EXERCISE BRIEF:
Filter the entries for the string "feeds". Copy each line that has it.

(Entries from a dataset of interfaces)
····················

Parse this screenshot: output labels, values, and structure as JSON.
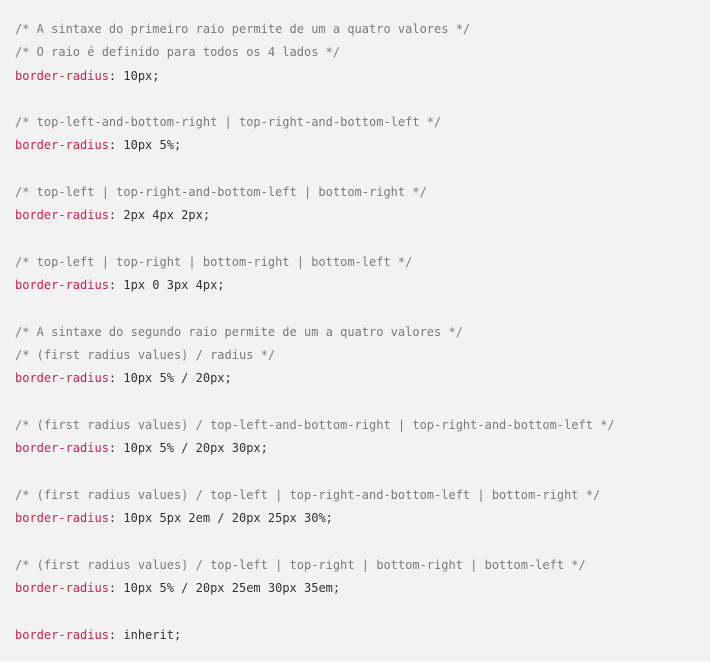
{
  "lines": [
    {
      "type": "comment",
      "text": "/* A sintaxe do primeiro raio permite de um a quatro valores */"
    },
    {
      "type": "comment",
      "text": "/* O raio é definido para todos os 4 lados */"
    },
    {
      "type": "decl",
      "prop": "border-radius",
      "value": "10px;"
    },
    {
      "type": "blank"
    },
    {
      "type": "comment",
      "text": "/* top-left-and-bottom-right | top-right-and-bottom-left */"
    },
    {
      "type": "decl",
      "prop": "border-radius",
      "value": "10px 5%;"
    },
    {
      "type": "blank"
    },
    {
      "type": "comment",
      "text": "/* top-left | top-right-and-bottom-left | bottom-right */"
    },
    {
      "type": "decl",
      "prop": "border-radius",
      "value": "2px 4px 2px;"
    },
    {
      "type": "blank"
    },
    {
      "type": "comment",
      "text": "/* top-left | top-right | bottom-right | bottom-left */"
    },
    {
      "type": "decl",
      "prop": "border-radius",
      "value": "1px 0 3px 4px;"
    },
    {
      "type": "blank"
    },
    {
      "type": "comment",
      "text": "/* A sintaxe do segundo raio permite de um a quatro valores */"
    },
    {
      "type": "comment",
      "text": "/* (first radius values) / radius */"
    },
    {
      "type": "decl",
      "prop": "border-radius",
      "value": "10px 5% / 20px;"
    },
    {
      "type": "blank"
    },
    {
      "type": "comment",
      "text": "/* (first radius values) / top-left-and-bottom-right | top-right-and-bottom-left */"
    },
    {
      "type": "decl",
      "prop": "border-radius",
      "value": "10px 5% / 20px 30px;"
    },
    {
      "type": "blank"
    },
    {
      "type": "comment",
      "text": "/* (first radius values) / top-left | top-right-and-bottom-left | bottom-right */"
    },
    {
      "type": "decl",
      "prop": "border-radius",
      "value": "10px 5px 2em / 20px 25px 30%;"
    },
    {
      "type": "blank"
    },
    {
      "type": "comment",
      "text": "/* (first radius values) / top-left | top-right | bottom-right | bottom-left */"
    },
    {
      "type": "decl",
      "prop": "border-radius",
      "value": "10px 5% / 20px 25em 30px 35em;"
    },
    {
      "type": "blank"
    },
    {
      "type": "decl",
      "prop": "border-radius",
      "value": "inherit;"
    }
  ],
  "colors": {
    "background": "#f2f2f2",
    "comment": "#7a7a7a",
    "property": "#c7254e",
    "text": "#333333"
  }
}
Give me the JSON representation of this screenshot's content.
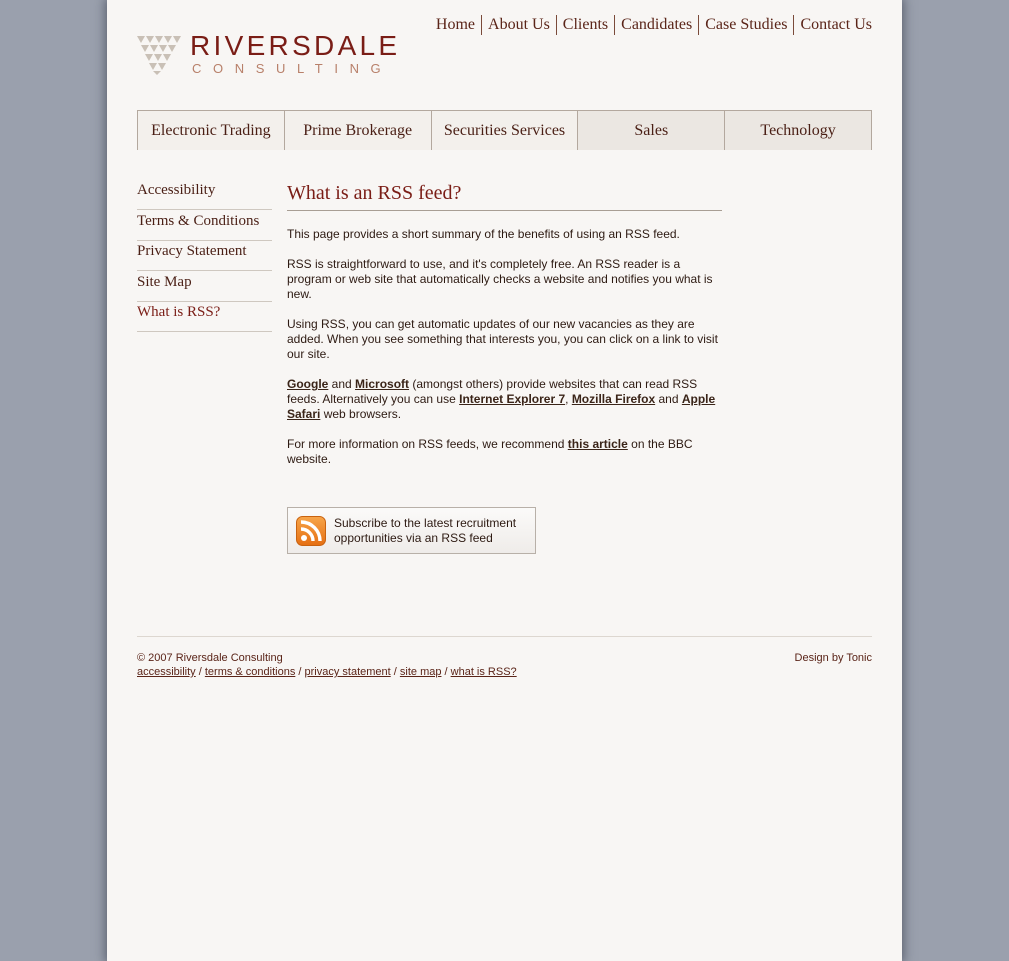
{
  "logo": {
    "name": "RIVERSDALE",
    "sub": "CONSULTING"
  },
  "topnav": [
    "Home",
    "About Us",
    "Clients",
    "Candidates",
    "Case Studies",
    "Contact Us"
  ],
  "tabs": [
    "Electronic Trading",
    "Prime Brokerage",
    "Securities Services",
    "Sales",
    "Technology"
  ],
  "sidebar": [
    "Accessibility",
    "Terms & Conditions",
    "Privacy Statement",
    "Site Map",
    "What is RSS?"
  ],
  "content": {
    "title": "What is an RSS feed?",
    "p1": "This page provides a short summary of the benefits of using an RSS feed.",
    "p2": "RSS is straightforward to use, and it's completely free. An RSS reader is a program or web site that automatically checks a website and notifies you what is new.",
    "p3": "Using RSS, you can get automatic updates of our new vacancies as they are added. When you see something that interests you, you can click on a link to visit our site.",
    "p4": {
      "link_google": "Google",
      "and1": " and ",
      "link_microsoft": "Microsoft",
      "text1": " (amongst others) provide websites that can read RSS feeds. Alternatively you can use ",
      "link_ie": "Internet Explorer 7",
      "comma": ", ",
      "link_firefox": "Mozilla Firefox",
      "and2": " and ",
      "link_safari": "Apple Safari",
      "text2": " web browsers."
    },
    "p5": {
      "text1": "For more information on RSS feeds, we recommend ",
      "link_article": "this article",
      "text2": " on the BBC website."
    },
    "rss_button": "Subscribe to the latest recruitment opportunities via an RSS feed"
  },
  "footer": {
    "copyright": "© 2007 Riversdale Consulting",
    "links": [
      "accessibility",
      "terms & conditions",
      "privacy statement",
      "site map",
      "what is RSS?"
    ],
    "separator": " / ",
    "design": "Design by Tonic"
  },
  "colors": {
    "brand": "#7a1d16",
    "background": "#9aa0ad",
    "page": "#f8f6f4",
    "rss": "#f08a24"
  },
  "icons": [
    "logo-triangles-icon",
    "rss-icon"
  ]
}
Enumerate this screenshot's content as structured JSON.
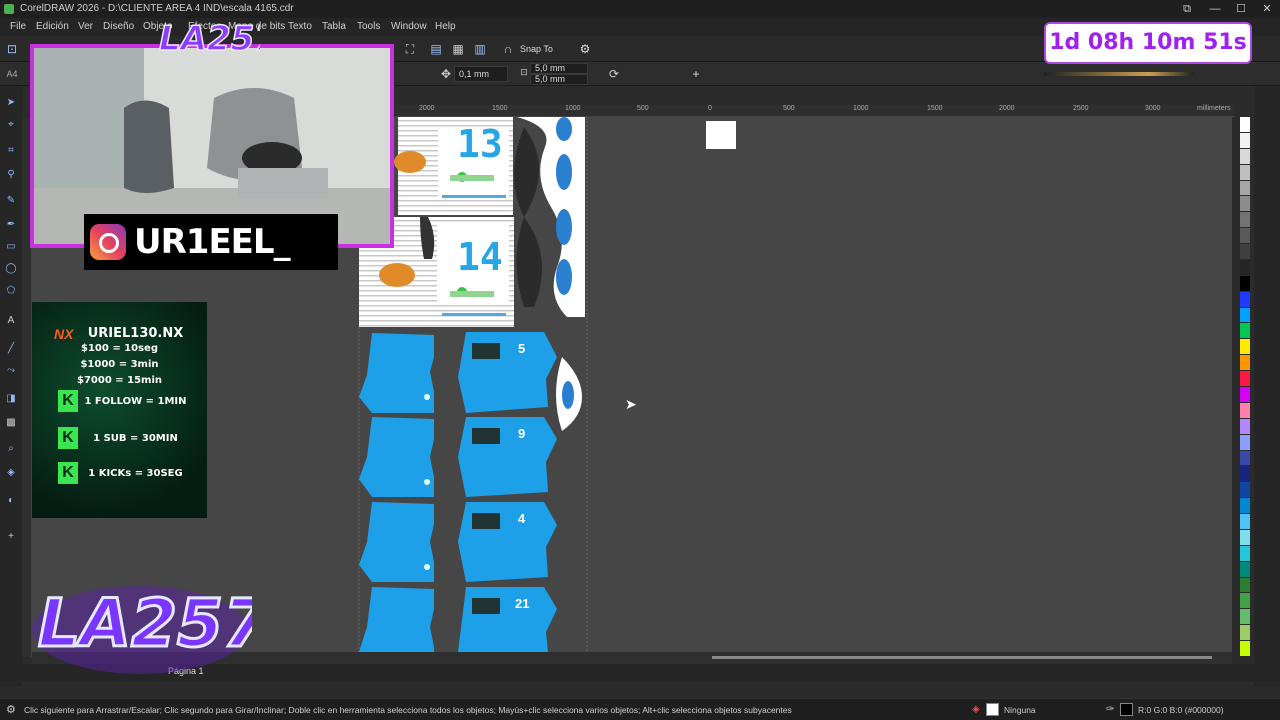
{
  "window": {
    "title": "CorelDRAW 2026 - D:\\CLIENTE AREA 4 IND\\escala 4165.cdr",
    "controls": [
      "⧉",
      "—",
      "☐",
      "✕"
    ]
  },
  "menu": [
    "File",
    "Edición",
    "Ver",
    "Diseño",
    "Objeto",
    "Efectos",
    "Mapa de bits",
    "Texto",
    "Tabla",
    "Tools",
    "Window",
    "Help"
  ],
  "toolbar": {
    "snap_label": "Snap To",
    "outline_width": "0,1 mm",
    "nudge_x": "5,0 mm",
    "nudge_y": "5,0 mm"
  },
  "ruler": {
    "labels": [
      "2000",
      "1500",
      "1000",
      "500",
      "0",
      "500",
      "1000",
      "1500",
      "2000",
      "2500",
      "3000"
    ],
    "unit": "millimeters"
  },
  "overlay": {
    "timer": "1d 08h 10m 51s",
    "instagram_handle": "UR1EEL_",
    "donation": {
      "brand": "NX",
      "name": "URIEL130.NX",
      "lines": [
        "$100 = 10seg",
        "$1000 = 3min",
        "$7000 = 15min"
      ],
      "kick_lines": [
        "1 FOLLOW = 1MIN",
        "1 SUB = 30MIN",
        "1 KICKs = 30SEG"
      ]
    },
    "logo_text": "LA257"
  },
  "canvas": {
    "jersey_numbers": [
      "13",
      "14"
    ],
    "sleeve_numbers": [
      "5",
      "9",
      "4",
      "21"
    ]
  },
  "page_tab": "Página 1",
  "status": {
    "message": "Clic siguiente para Arrastrar/Escalar; Clic segundo para Girar/Inclinar; Doble clic en herramienta selecciona todos los objetos; Mayús+clic selecciona varios objetos; Alt+clic selecciona objetos subyacentes",
    "fill": "Ninguna",
    "outline": "R:0 G:0 B:0 (#000000)"
  },
  "palette_colors": [
    "#ffffff",
    "#f2f2f2",
    "#d9d9d9",
    "#bfbfbf",
    "#a6a6a6",
    "#8c8c8c",
    "#737373",
    "#595959",
    "#404040",
    "#262626",
    "#000000",
    "#1e3cff",
    "#00a2ff",
    "#00c853",
    "#ffeb00",
    "#ff9800",
    "#ff1744",
    "#d500f9",
    "#ff80ab",
    "#b388ff",
    "#8c9eff",
    "#3949ab",
    "#1a237e",
    "#0d47a1",
    "#0288d1",
    "#4fc3f7",
    "#80deea",
    "#26c6da",
    "#00897b",
    "#2e7d32",
    "#43a047",
    "#66bb6a",
    "#9ccc65",
    "#c6ff00"
  ]
}
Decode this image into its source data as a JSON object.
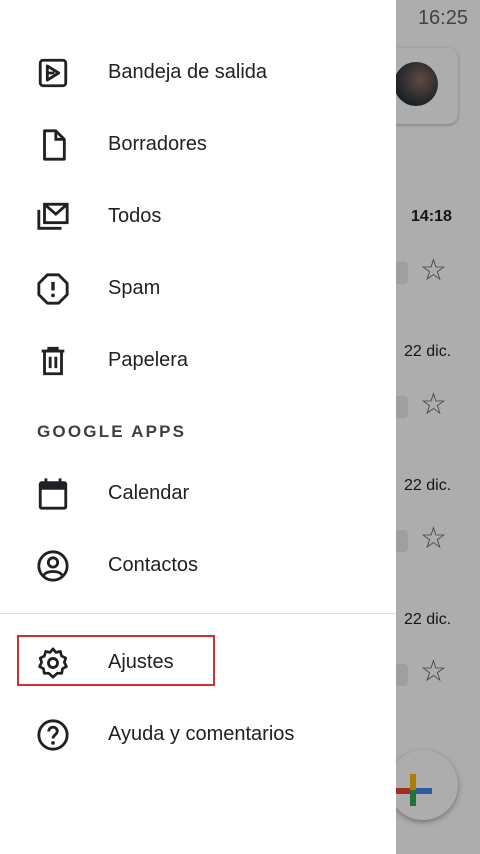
{
  "status_bar": {
    "time": "16:25"
  },
  "background": {
    "times": [
      "14:18",
      "22 dic.",
      "22 dic.",
      "22 dic."
    ]
  },
  "drawer": {
    "items": [
      {
        "label": "Bandeja de salida",
        "icon": "outbox-icon"
      },
      {
        "label": "Borradores",
        "icon": "draft-icon"
      },
      {
        "label": "Todos",
        "icon": "all-mail-icon"
      },
      {
        "label": "Spam",
        "icon": "spam-icon"
      },
      {
        "label": "Papelera",
        "icon": "trash-icon"
      }
    ],
    "section_header": "GOOGLE APPS",
    "apps": [
      {
        "label": "Calendar",
        "icon": "calendar-icon"
      },
      {
        "label": "Contactos",
        "icon": "contacts-icon"
      }
    ],
    "bottom": [
      {
        "label": "Ajustes",
        "icon": "settings-icon"
      },
      {
        "label": "Ayuda y comentarios",
        "icon": "help-icon"
      }
    ]
  },
  "colors": {
    "highlight": "#d32f2f",
    "icon": "#202124",
    "scrim": "rgba(0,0,0,0.32)"
  }
}
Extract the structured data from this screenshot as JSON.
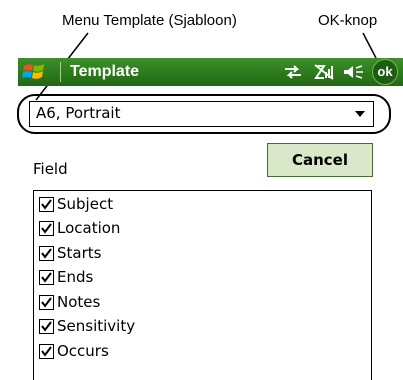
{
  "annotations": {
    "menu_template": "Menu Template (Sjabloon)",
    "ok_knop": "OK-knop"
  },
  "titlebar": {
    "title": "Template",
    "ok_label": "ok",
    "icons": [
      "windows-logo-icon",
      "connectivity-icon",
      "no-signal-icon",
      "speaker-icon"
    ],
    "color": "#2c7a1c"
  },
  "template_select": {
    "value": "A6, Portrait"
  },
  "form": {
    "field_label": "Field",
    "cancel_label": "Cancel"
  },
  "fields": [
    {
      "label": "Subject",
      "checked": true
    },
    {
      "label": "Location",
      "checked": true
    },
    {
      "label": "Starts",
      "checked": true
    },
    {
      "label": "Ends",
      "checked": true
    },
    {
      "label": "Notes",
      "checked": true
    },
    {
      "label": "Sensitivity",
      "checked": true
    },
    {
      "label": "Occurs",
      "checked": true
    }
  ]
}
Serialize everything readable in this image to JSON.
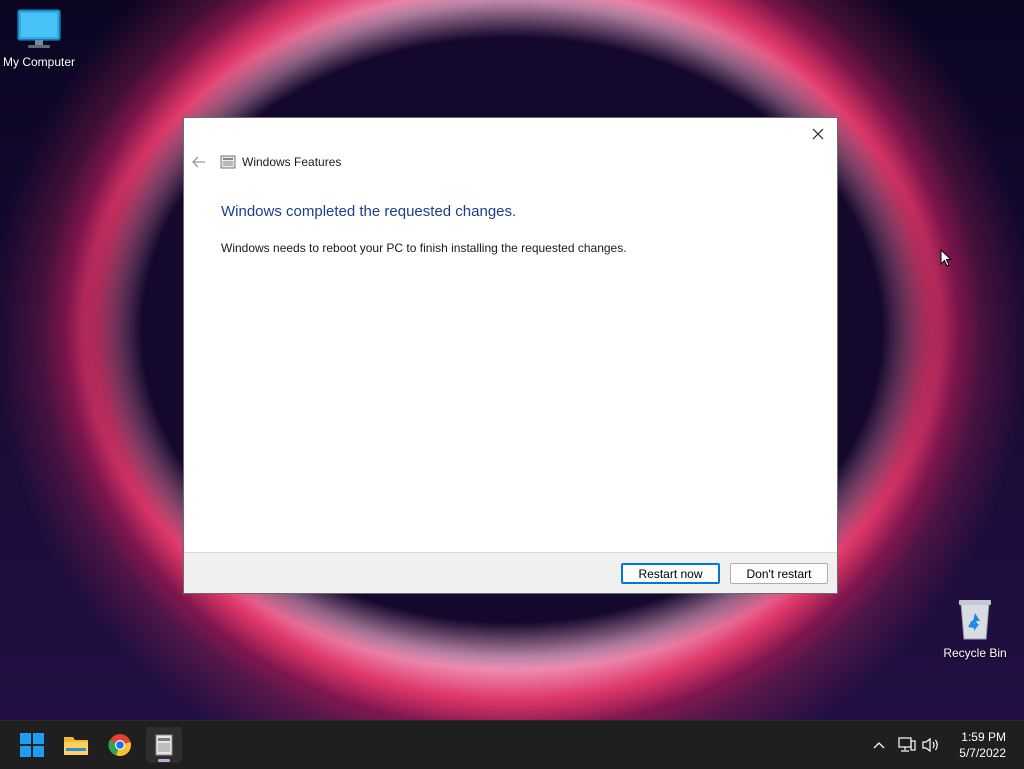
{
  "desktop": {
    "icons": [
      {
        "label": "My Computer",
        "icon": "monitor-icon"
      },
      {
        "label": "Recycle Bin",
        "icon": "recycle-bin-icon"
      }
    ]
  },
  "dialog": {
    "title": "Windows Features",
    "heading": "Windows completed the requested changes.",
    "message": "Windows needs to reboot your PC to finish installing the requested changes.",
    "buttons": {
      "restart_now": "Restart now",
      "dont_restart": "Don't restart"
    }
  },
  "taskbar": {
    "apps": [
      {
        "name": "start",
        "icon": "windows-logo-icon"
      },
      {
        "name": "file-explorer",
        "icon": "folder-icon"
      },
      {
        "name": "chrome",
        "icon": "chrome-icon"
      },
      {
        "name": "windows-features",
        "icon": "windows-features-icon",
        "active": true
      }
    ],
    "tray_icons": [
      "chevron-up-icon",
      "network-icon",
      "volume-icon"
    ],
    "time": "1:59 PM",
    "date": "5/7/2022"
  },
  "colors": {
    "heading": "#1b3f8b",
    "primary_border": "#0078d7",
    "taskbar": "#1f1f1f"
  }
}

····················

ANSWER TO THE PROBLEM:
      "text1": " (amongst others) provide websites that can read RSS feeds. Alternatively you can use ",
      "text1": "For more information on RSS feeds, we recommend ",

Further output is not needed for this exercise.